Title: THE K2-ESPRINT PROJECT. I. DISCOVERY OF THE DISINTEGRATING ROCKY PLANET K2-22b WITH A COMETARY HEAD AND LEADING TAIL

We present the discovery of a transiting exoplanet candidate in the K2 Field-1 with an orbital period of 9.1457 hr: K2-22b. The highly variable transit depths, ranging from ∼0% to 1.3%, are suggestive of a planet that is disintegrating via the emission of dusty effluents. We characterize the host star as an M-dwarf with T{sub eff} ≃ 3800 K. We have obtained ground-based transit measurements with several 1-m class telescopes and with the GTC. These observations (1) improve the transit ephemeris; (2) confirm the variable nature of the transit depths; (3) indicate variations in the transit shapes; and (4) demonstrate clearly that at least on one occasion the transit depths were significantly wavelength dependent. The latter three effects tend to indicate extinction of starlight by dust rather than by any combination of solid bodies. The K2 observations yield a folded light curve with lower time resolution but with substantially better statistical precision compared with the ground-based observations. We detect a significant “bump” just after the transit egress, and a less significant bump just prior to transit ingress. We interpret these bumps in the context of a planet that is not only likely streaming a dust tail behind it, but alsomore » has a more prominent leading dust trail that precedes it. This effect is modeled in terms of dust grains that can escape to beyond the planet's Hill sphere and effectively undergo “Roche lobe overflow,” even though the planet's surface is likely underfilling its Roche lobe by a factor of 2.« less

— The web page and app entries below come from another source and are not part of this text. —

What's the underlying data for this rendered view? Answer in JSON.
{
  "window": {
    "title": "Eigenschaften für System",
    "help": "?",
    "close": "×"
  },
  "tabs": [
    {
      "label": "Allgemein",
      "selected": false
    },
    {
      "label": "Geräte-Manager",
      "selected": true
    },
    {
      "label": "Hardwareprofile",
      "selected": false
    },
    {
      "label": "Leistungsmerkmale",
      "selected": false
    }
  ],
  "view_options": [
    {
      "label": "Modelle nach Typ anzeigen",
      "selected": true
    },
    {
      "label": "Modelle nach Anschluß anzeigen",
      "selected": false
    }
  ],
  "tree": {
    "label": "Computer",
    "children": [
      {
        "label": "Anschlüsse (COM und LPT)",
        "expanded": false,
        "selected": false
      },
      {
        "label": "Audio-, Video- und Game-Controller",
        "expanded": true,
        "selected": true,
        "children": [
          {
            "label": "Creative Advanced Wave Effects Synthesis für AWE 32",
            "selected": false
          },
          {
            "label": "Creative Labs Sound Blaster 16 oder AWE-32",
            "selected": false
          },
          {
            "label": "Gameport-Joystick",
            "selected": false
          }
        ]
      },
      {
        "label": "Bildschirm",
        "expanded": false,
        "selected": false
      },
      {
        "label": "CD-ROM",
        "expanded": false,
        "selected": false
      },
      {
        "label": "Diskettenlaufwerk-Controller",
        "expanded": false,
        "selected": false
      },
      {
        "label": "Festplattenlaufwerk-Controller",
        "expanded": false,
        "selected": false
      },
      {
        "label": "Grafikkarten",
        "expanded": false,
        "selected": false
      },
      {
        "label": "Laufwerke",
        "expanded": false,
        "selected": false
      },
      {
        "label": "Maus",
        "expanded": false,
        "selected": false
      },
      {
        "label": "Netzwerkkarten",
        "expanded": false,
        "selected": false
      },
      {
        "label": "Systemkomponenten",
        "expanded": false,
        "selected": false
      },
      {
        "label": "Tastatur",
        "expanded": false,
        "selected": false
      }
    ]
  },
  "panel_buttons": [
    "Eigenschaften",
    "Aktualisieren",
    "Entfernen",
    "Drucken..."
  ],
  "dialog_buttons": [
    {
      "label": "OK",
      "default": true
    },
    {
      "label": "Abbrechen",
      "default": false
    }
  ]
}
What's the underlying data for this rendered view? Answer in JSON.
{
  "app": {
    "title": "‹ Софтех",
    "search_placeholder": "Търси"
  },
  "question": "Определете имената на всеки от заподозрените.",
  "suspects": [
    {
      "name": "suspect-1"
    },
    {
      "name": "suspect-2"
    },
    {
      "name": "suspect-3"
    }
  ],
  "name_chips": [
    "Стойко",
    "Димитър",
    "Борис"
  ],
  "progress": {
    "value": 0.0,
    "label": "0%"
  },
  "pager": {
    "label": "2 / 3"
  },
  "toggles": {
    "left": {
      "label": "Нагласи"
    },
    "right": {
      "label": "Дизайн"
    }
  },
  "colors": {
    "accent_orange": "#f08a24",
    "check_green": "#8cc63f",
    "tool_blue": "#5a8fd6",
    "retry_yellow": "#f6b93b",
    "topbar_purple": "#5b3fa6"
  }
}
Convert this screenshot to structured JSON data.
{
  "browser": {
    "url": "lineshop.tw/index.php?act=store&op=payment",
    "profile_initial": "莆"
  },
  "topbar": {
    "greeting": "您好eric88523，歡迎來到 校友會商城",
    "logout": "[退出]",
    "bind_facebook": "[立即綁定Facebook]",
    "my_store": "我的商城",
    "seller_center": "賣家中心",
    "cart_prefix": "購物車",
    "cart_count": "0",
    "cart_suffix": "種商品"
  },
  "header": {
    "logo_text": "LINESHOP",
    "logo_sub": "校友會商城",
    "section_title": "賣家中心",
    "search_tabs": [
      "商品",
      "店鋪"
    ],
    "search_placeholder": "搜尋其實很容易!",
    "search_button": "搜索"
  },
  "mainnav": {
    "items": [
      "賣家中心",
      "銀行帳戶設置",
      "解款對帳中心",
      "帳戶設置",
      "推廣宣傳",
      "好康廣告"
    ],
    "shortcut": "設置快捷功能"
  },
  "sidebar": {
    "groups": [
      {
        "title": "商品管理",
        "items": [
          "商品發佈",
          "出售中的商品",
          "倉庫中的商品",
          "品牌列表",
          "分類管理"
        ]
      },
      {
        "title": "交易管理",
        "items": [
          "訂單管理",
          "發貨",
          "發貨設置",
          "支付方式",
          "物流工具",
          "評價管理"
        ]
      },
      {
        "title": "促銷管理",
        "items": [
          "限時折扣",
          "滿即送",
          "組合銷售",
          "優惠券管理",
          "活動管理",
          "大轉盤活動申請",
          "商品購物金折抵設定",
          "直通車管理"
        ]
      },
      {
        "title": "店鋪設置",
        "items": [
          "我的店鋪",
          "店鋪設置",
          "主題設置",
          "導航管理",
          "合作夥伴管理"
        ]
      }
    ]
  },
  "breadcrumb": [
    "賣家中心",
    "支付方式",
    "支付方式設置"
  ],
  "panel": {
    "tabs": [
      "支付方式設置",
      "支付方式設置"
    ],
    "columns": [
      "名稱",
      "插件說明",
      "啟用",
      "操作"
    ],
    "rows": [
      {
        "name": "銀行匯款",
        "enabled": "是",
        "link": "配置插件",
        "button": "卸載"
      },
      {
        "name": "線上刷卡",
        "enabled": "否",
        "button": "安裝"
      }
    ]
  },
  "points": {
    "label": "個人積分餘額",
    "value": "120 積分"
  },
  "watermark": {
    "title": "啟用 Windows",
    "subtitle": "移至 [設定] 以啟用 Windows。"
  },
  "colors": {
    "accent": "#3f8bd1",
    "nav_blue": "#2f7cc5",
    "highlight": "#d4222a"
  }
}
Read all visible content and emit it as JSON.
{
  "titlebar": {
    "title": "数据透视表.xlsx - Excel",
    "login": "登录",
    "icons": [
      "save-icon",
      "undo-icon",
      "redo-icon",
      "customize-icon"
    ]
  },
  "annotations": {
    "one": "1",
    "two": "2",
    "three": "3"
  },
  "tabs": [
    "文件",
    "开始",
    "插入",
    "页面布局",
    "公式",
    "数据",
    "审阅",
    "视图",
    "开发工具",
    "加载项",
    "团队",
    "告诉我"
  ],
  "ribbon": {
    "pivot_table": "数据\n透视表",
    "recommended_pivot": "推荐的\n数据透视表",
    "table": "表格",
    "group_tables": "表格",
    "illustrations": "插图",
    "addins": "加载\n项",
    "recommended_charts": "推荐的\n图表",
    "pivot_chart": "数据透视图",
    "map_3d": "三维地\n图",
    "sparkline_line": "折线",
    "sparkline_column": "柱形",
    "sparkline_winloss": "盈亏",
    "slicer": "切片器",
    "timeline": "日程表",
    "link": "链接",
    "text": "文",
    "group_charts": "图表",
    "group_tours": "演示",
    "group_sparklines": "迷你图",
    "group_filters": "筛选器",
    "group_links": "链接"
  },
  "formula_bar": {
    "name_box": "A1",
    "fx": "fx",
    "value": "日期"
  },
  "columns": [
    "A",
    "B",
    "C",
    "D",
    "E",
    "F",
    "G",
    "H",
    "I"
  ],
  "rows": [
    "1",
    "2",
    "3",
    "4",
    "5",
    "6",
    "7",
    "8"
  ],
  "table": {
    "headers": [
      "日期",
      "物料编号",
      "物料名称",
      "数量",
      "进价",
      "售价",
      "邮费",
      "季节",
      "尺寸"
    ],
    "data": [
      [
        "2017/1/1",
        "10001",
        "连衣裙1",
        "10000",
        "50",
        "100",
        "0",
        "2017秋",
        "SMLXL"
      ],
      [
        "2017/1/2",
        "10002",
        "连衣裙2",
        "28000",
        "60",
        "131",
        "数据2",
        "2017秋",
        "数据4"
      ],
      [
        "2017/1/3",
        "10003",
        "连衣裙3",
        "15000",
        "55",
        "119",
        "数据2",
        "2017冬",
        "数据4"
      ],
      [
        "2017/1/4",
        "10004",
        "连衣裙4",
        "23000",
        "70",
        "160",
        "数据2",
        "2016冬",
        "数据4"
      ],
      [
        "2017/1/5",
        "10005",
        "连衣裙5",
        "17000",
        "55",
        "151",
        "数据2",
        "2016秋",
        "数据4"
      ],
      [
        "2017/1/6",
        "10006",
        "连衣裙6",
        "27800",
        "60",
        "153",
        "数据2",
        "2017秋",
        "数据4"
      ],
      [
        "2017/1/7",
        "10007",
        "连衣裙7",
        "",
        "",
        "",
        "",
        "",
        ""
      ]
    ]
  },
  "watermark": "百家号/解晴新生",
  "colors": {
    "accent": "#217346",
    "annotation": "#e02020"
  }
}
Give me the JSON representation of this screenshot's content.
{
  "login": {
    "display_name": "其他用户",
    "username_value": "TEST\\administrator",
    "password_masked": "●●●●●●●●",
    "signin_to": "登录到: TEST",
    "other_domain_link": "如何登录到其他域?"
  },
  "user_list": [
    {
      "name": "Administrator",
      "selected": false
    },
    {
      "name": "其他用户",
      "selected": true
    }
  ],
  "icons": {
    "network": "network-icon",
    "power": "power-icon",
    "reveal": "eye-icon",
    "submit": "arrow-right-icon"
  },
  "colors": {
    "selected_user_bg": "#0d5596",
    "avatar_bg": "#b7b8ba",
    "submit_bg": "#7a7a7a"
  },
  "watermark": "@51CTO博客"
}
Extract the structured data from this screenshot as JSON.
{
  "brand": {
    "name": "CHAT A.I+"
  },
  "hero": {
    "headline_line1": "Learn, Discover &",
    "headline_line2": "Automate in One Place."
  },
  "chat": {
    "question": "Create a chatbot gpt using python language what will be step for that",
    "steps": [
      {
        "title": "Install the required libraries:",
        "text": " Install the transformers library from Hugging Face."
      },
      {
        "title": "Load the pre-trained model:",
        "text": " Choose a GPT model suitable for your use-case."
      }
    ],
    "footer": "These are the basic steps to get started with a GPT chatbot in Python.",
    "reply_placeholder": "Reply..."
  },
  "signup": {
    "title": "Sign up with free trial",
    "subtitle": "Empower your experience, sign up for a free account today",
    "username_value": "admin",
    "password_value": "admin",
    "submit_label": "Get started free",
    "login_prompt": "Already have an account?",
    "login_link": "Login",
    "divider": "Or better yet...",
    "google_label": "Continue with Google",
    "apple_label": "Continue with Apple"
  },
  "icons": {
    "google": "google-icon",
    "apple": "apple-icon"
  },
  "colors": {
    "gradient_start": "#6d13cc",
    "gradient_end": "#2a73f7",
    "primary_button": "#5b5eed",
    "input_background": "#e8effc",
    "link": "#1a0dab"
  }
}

Authors:
 [1] ; ;  [2] ;  [3] ;  [4] ;  [5] ;  [6] ;  [7] ;  [8] ;  [9] ;  [10] ;  [11] ;  [12] ;  [13] ;
  1. Department of Astronomy, University of California, Berkeley, CA 94720 (United States)
  2. Department of Physics, and Kavli Institute for Astrophysics and Space Research, Massachusetts Institute of Technology, Cambridge, MA 02139 (United States)
  3. Instituto de Astrofísica de Canarias (IAC), E-38205 La Laguna, Tenerife (Spain)
  4. Institut d’Astrophysique et Géophysique, Université de Liège, allée du 6 Août 17, B-4000 Liège (Belgium)
  5. Visidyne, Inc., 111 South Bedford St., Suite 103, Burlington, MA 01803 (United States)
  6. Dipartimento di Fisica, Universitá di Torino, via P. Giuria 1, I-10125, Torino (Italy)
  7. Okayama Astrophysical Observatory, National Astronomical Observatory of Japan, Asakuchi, Okayama 719-0232 (Japan)
  8. Institut de Ciències de l’Espai (CSIC-IEEC), Campus UAB, Facultat de Ciències, Torre C5, parell, 2a pl., E-08193 Bellaterra (Spain)
  9. Vanderbilt University, Nashville, TN 37235 (United States)
  10. Stellar Astrophysics Centre, Department of Physics and Astronomy, Aarhus University, Ny Munkegade 120, DK-8000 Aarhus C (Denmark)
  11. Department of Geology and Geophysics, University of Hawaii, 1680 East-West Road, Honolulu, HI 96822 (United States)
  12. Departamento de Astrofísica, Universidad de La Laguna (ULL), E-38206 La Laguna, Tenerife (Spain)
  13. Department of Earth and Planetary Sciences, Tokyo Institute of Technology, 2-12-1 Ookayama, Meguro-ku, Tokyo 152-8551 (Japan)
Publication Date:
OSTI Identifier:
22518776
Resource Type:
Journal Article
Resource Relation:
Journal Name: Astrophysical Journal; Journal Volume: 812; Journal Issue: 2; Other Information: Country of input: International Atomic Energy Agency (IAEA)
Country of Publication:
United States
Language:
English
Subject:
79 ASTROPHYSICS, COSMOLOGY AND ASTRONOMY; ACCURACY; COMPARATIVE EVALUATIONS; COSMIC DUST; DETECTION; DIAGRAMS; EMISSION; PLANETS; ROCHE EQUIPOTENTIALS; SATELLITE ATMOSPHERES; SATELLITES; STARS; TELESCOPES; TIME RESOLUTION; VISIBLE RADIATION